Writing my recent book about disasters, A Paradise Built in Hell, led me to look at the extraordinary way people behave when faced with catastrophes and crises. From news coverage to Hollywood movies, the media suggest that, in these moments of turbulence when institutions often cease to function, we revert to our original nature in a Hobbesian wilderness where people fend for themselves.
Here’s the surprise though: in such situations, most of us fend for each other most of the time — and beautifully at that. Perhaps this, rather than (human) nature red in tooth and claw, is our original nature. At least, the evidence is clear that people not only behave well, but take deep pleasure in doing so, a pleasure so intense it suggests that an unspoken, unmet appetite for meaningful work and vibrant solidarities lives powerfully within us. Those appetites can be found reflected almost nowhere in the mainstream media, and we are normally told that the world in which such appetites might be satisfied is “utopian,” impossible to reach because of our savage competitiveness, and so should be left to the most hopeless of dreamers. . . .
Do not underestimate the power of this force. The world could be much better if more of us were more active on behalf of what we believe in and love; it would be much worse if countless activists weren’t already at work from Aung San Suu Kyi in Burma and the climate activists in Tuvalu to the homeless activists around the corner from me. When I studied disasters past, what amazed me was not just that people behaved so beautifully, but that, in doing so, they found such joy. It seems that something in their natures, starved in ordinary times, was fed by the opportunity, under the worst of conditions, to be generous, brave, idealistic, and connected; and when this appetite was fulfilled, the joy shone out, even amid the ruins.
The Force is With Us — all we have to do is recognize, celebrate and develop it
Don’t think of this as simply a description of my hopes for 2011, but of what was going on right under our noses in 2010; it’s a force we would do well to name, recognize, celebrate, and enlarge upon now.
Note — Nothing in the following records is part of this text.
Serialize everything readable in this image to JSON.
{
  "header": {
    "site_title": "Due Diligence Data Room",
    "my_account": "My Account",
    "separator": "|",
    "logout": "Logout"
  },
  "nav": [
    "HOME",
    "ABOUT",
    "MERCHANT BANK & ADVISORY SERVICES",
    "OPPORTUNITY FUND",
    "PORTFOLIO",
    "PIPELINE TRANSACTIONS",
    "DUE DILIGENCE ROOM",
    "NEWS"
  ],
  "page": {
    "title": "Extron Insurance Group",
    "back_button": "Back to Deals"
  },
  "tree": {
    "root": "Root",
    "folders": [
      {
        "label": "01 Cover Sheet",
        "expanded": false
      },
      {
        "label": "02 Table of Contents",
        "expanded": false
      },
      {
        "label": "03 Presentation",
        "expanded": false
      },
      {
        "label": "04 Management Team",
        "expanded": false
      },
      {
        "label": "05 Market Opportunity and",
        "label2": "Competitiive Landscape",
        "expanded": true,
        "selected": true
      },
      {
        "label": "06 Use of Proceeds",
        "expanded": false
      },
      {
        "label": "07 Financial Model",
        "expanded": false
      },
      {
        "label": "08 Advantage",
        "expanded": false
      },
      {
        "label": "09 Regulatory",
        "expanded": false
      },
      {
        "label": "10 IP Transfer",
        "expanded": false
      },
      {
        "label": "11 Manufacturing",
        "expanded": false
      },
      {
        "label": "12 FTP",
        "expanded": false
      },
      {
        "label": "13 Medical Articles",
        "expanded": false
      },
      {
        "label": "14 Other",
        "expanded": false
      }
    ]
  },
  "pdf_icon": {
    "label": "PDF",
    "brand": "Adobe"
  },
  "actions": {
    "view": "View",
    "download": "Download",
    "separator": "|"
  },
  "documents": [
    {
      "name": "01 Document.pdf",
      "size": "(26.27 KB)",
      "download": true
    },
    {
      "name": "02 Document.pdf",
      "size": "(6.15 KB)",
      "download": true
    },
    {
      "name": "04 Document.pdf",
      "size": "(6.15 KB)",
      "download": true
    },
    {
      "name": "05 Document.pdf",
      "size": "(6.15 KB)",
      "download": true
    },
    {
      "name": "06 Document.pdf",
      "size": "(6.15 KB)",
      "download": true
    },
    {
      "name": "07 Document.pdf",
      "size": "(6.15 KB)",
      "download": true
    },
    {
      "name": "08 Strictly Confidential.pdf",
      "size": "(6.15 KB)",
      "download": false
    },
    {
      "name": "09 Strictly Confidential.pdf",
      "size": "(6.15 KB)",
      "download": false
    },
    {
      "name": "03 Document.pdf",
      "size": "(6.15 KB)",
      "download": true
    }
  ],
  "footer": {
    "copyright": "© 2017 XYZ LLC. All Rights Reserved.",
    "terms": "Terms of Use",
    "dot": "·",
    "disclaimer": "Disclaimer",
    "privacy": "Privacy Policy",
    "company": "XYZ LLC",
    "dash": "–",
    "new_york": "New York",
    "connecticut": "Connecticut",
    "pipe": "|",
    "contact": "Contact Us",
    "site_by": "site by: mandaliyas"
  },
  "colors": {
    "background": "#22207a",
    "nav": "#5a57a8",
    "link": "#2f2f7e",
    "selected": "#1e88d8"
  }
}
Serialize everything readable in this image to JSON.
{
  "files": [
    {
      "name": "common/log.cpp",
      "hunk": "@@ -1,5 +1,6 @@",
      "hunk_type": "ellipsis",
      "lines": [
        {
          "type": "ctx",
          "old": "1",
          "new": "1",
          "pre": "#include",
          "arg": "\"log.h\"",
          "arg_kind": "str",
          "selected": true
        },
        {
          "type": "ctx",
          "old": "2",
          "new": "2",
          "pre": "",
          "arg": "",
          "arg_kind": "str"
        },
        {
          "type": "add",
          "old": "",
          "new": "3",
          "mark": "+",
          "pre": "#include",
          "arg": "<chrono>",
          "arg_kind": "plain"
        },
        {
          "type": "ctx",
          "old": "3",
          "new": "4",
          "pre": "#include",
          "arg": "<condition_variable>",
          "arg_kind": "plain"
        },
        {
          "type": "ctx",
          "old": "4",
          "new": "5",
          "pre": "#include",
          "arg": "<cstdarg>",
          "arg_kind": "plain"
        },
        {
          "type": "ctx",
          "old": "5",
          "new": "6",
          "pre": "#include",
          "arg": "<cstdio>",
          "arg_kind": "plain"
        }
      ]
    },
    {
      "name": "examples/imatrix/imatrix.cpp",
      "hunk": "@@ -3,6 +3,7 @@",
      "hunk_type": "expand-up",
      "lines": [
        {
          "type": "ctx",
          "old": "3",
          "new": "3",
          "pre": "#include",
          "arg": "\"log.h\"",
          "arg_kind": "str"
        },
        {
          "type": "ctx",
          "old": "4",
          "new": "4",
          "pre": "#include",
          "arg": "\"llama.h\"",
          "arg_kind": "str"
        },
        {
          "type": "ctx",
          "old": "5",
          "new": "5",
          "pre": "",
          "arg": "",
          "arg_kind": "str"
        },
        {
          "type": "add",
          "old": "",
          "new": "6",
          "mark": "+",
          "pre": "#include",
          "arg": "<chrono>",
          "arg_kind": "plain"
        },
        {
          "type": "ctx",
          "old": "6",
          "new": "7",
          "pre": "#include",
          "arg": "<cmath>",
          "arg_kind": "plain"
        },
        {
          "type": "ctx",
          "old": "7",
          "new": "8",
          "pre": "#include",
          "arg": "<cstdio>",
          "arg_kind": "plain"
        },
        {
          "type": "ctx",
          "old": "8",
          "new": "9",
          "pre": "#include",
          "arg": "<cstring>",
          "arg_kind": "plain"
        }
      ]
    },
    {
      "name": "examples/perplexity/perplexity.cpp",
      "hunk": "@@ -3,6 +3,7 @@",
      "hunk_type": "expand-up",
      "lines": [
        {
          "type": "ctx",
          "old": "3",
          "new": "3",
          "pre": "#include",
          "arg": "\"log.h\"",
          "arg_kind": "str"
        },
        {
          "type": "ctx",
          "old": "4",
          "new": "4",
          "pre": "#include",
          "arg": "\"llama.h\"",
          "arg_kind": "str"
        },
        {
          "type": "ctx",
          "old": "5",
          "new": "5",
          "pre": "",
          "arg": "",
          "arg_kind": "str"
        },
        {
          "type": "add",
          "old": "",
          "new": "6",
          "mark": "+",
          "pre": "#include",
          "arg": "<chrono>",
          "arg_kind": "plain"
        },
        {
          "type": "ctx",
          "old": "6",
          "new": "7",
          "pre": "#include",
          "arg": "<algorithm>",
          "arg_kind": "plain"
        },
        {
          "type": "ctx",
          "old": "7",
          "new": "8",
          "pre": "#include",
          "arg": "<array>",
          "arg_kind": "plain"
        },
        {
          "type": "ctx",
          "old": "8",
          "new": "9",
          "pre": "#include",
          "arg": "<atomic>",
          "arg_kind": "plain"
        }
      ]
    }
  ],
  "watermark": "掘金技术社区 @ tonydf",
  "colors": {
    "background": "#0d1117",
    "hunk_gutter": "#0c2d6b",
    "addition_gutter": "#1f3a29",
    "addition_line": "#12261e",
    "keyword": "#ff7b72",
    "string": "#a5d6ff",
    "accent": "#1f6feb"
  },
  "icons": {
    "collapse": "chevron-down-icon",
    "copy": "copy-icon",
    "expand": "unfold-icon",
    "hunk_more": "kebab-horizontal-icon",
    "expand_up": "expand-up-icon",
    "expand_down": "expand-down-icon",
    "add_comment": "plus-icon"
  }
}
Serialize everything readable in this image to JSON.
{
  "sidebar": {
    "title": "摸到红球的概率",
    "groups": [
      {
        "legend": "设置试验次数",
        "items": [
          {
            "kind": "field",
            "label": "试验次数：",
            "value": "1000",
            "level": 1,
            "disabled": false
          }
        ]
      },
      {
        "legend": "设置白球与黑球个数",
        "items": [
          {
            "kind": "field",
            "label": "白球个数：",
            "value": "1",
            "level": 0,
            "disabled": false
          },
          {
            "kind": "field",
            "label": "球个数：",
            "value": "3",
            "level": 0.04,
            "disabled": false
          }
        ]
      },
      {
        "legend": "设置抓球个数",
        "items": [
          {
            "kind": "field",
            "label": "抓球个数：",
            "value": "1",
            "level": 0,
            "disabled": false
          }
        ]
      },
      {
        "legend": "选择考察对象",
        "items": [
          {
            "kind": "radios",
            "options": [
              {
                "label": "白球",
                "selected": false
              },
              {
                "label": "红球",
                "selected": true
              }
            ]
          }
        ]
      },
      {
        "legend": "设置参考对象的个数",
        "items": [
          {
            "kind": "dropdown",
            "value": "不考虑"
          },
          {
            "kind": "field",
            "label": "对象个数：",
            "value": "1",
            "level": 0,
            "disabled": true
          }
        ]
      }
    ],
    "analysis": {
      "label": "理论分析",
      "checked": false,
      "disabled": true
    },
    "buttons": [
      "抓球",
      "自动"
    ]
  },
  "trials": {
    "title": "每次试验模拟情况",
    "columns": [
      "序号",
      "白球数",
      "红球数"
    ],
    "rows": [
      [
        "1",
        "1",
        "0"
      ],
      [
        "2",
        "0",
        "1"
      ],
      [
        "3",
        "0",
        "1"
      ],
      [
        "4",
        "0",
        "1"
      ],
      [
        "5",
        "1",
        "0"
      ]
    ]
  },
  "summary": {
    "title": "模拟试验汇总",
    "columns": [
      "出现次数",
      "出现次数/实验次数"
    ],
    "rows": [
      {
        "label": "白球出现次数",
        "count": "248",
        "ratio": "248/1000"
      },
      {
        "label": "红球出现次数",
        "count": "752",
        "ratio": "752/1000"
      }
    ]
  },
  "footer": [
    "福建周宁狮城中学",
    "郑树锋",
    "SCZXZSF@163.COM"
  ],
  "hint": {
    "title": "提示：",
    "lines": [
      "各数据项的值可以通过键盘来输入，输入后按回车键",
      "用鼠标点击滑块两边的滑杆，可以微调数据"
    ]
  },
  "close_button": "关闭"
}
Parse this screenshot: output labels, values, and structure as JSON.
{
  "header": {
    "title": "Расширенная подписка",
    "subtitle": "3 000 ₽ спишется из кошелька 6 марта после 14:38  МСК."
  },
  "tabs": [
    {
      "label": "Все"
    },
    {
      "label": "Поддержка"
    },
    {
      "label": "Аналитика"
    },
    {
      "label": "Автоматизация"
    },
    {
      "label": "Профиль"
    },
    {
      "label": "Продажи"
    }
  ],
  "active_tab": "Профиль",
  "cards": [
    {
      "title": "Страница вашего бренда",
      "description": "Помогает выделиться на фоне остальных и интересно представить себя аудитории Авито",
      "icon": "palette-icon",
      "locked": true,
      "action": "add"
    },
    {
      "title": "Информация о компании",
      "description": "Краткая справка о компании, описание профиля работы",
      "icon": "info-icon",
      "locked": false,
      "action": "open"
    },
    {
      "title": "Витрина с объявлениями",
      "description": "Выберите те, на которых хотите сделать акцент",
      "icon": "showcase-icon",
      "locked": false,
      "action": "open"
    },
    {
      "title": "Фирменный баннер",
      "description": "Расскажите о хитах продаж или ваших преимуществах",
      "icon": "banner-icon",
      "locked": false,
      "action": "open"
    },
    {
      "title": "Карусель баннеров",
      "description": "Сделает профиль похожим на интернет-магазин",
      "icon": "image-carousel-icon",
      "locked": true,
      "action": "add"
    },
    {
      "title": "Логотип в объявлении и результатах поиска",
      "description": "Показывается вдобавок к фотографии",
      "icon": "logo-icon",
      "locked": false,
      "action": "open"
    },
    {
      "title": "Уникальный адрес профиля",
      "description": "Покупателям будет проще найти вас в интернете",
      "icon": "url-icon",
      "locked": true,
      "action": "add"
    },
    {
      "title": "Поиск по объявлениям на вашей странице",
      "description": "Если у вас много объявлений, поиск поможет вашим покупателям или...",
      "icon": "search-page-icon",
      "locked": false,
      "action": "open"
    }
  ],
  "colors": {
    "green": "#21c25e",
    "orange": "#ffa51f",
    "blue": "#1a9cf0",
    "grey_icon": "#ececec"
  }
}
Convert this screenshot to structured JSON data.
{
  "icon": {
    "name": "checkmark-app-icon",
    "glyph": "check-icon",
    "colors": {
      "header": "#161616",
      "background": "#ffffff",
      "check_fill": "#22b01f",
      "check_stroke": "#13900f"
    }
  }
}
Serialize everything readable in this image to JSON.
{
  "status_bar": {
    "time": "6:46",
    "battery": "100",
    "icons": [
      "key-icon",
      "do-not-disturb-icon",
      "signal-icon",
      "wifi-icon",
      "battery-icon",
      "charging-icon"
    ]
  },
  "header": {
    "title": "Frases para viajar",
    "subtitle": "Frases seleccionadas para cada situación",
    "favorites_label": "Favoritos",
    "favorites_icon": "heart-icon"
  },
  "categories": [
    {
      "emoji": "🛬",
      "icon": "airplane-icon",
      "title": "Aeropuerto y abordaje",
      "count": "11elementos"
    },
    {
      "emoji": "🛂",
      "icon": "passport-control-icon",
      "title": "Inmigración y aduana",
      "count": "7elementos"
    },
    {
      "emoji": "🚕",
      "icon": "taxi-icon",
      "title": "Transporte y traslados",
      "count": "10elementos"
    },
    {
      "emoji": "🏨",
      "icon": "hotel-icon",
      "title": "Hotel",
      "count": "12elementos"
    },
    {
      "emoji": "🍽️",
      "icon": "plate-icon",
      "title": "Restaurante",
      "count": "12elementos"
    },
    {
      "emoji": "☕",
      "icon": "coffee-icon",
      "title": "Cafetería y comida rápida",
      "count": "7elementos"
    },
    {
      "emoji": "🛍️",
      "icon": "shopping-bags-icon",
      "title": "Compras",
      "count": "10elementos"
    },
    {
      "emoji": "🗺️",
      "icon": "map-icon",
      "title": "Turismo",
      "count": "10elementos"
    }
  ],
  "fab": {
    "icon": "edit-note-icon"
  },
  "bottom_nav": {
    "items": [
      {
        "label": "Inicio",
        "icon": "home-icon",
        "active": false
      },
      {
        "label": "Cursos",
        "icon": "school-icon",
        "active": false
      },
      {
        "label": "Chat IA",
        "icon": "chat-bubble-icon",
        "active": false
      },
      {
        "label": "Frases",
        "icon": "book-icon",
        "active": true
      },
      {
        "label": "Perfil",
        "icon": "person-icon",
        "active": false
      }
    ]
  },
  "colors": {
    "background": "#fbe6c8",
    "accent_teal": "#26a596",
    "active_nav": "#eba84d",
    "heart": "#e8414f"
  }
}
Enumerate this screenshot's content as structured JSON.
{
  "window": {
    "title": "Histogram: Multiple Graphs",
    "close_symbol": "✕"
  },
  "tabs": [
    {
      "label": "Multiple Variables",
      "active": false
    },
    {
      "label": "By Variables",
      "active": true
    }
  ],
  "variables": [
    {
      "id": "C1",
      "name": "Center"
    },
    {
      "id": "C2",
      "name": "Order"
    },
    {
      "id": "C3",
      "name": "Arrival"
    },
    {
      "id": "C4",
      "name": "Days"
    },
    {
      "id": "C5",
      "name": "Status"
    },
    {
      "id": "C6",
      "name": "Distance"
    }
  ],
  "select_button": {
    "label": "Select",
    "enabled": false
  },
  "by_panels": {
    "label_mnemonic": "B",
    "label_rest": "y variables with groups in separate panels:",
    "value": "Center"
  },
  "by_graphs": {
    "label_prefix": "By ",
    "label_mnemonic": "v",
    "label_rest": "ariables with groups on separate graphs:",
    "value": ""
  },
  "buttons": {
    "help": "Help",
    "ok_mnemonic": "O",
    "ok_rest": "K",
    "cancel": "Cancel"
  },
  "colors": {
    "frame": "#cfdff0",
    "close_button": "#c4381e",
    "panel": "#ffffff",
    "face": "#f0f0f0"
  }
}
It is who we are, if only we knew it.
Rebecca Solnit hangs out with climate-change activists, homeless advocates, booksellers, civil libertarians, anti-war veterans, moms, urbanists, Zen monks, and investigative journalists and she sure didn’t write this piece for the money. A product of the California public education system from kindergarten to graduate school, she has worked with Native American land rights, antinuclear, human rights, antiwar and other issues as an activist and journalist. She is the author of 13 books, including last year’s A Paradise Built in Hell: The Extraordinary Communities that Arise in Disaster.
Copyright 2010 Rebecca Solnit